- _DIRECTIONS FOR THIS TASK_
Every entry needs to be reproduced exactly.

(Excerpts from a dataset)

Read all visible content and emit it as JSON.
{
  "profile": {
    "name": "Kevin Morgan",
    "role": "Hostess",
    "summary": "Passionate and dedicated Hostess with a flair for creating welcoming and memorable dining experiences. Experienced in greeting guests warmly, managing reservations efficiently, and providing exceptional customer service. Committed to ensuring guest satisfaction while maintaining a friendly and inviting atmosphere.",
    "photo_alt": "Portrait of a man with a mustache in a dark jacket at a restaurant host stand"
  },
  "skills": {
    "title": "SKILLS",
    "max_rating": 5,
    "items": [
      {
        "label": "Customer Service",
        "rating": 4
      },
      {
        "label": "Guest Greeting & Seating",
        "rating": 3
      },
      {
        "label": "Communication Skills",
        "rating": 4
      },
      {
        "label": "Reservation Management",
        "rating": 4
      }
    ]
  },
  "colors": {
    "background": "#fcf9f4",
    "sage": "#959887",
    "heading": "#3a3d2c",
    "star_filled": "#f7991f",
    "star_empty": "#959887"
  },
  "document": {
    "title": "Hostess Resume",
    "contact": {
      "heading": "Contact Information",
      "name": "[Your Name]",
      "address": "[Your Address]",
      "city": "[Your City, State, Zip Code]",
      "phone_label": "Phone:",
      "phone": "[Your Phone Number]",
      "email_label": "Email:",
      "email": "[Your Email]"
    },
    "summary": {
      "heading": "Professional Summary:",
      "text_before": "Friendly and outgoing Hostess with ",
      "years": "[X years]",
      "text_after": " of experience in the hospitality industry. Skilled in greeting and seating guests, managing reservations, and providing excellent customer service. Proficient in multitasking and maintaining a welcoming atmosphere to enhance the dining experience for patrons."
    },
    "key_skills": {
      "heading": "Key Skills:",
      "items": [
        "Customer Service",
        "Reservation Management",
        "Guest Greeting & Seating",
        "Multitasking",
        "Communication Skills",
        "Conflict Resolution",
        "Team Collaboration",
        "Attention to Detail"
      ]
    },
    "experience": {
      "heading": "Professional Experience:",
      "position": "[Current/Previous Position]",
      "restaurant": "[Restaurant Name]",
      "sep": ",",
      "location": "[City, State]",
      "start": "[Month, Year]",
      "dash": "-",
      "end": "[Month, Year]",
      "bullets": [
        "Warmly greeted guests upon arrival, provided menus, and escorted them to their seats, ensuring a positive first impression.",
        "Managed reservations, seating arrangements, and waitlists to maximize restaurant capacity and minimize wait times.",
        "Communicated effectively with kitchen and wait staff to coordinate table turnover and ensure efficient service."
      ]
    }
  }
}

- _RESPONSE FOR THIS EXERCISE_
Read all visible content and emit it as JSON.
{
  "profile": {
    "name": "Kevin Morgan",
    "role": "Hostess",
    "summary": "Passionate and dedicated Hostess with a flair for creating welcoming and memorable dining experiences. Experienced in greeting guests warmly, managing reservations efficiently, and providing exceptional customer service. Committed to ensuring guest satisfaction while maintaining a friendly and inviting atmosphere.",
    "photo_alt": "Portrait of a man with a mustache in a dark jacket at a restaurant host stand"
  },
  "skills": {
    "title": "SKILLS",
    "max_rating": 5,
    "items": [
      {
        "label": "Customer Service",
        "rating": 4
      },
      {
        "label": "Guest Greeting & Seating",
        "rating": 3
      },
      {
        "label": "Communication Skills",
        "rating": 4
      },
      {
        "label": "Reservation Management",
        "rating": 4
      }
    ]
  },
  "colors": {
    "background": "#fcf9f4",
    "sage": "#959887",
    "heading": "#3a3d2c",
    "star_filled": "#f7991f",
    "star_empty": "#959887"
  },
  "document": {
    "title": "Hostess Resume",
    "contact": {
      "heading": "Contact Information",
      "name": "[Your Name]",
      "address": "[Your Address]",
      "city": "[Your City, State, Zip Code]",
      "phone_label": "Phone:",
      "phone": "[Your Phone Number]",
      "email_label": "Email:",
      "email": "[Your Email]"
    },
    "summary": {
      "heading": "Professional Summary:",
      "text_before": "Friendly and outgoing Hostess with ",
      "years": "[X years]",
      "text_after": " of experience in the hospitality industry. Skilled in greeting and seating guests, managing reservations, and providing excellent customer service. Proficient in multitasking and maintaining a welcoming atmosphere to enhance the dining experience for patrons."
    },
    "key_skills": {
      "heading": "Key Skills:",
      "items": [
        "Customer Service",
        "Reservation Management",
        "Guest Greeting & Seating",
        "Multitasking",
        "Communication Skills",
        "Conflict Resolution",
        "Team Collaboration",
        "Attention to Detail"
      ]
    },
    "experience": {
      "heading": "Professional Experience:",
      "position": "[Current/Previous Position]",
      "restaurant": "[Restaurant Name]",
      "sep": ",",
      "location": "[City, State]",
      "start": "[Month, Year]",
      "dash": "-",
      "end": "[Month, Year]",
      "bullets": [
        "Warmly greeted guests upon arrival, provided menus, and escorted them to their seats, ensuring a positive first impression.",
        "Managed reservations, seating arrangements, and waitlists to maximize restaurant capacity and minimize wait times.",
        "Communicated effectively with kitchen and wait staff to coordinate table turnover and ensure efficient service."
      ]
    }
  }
}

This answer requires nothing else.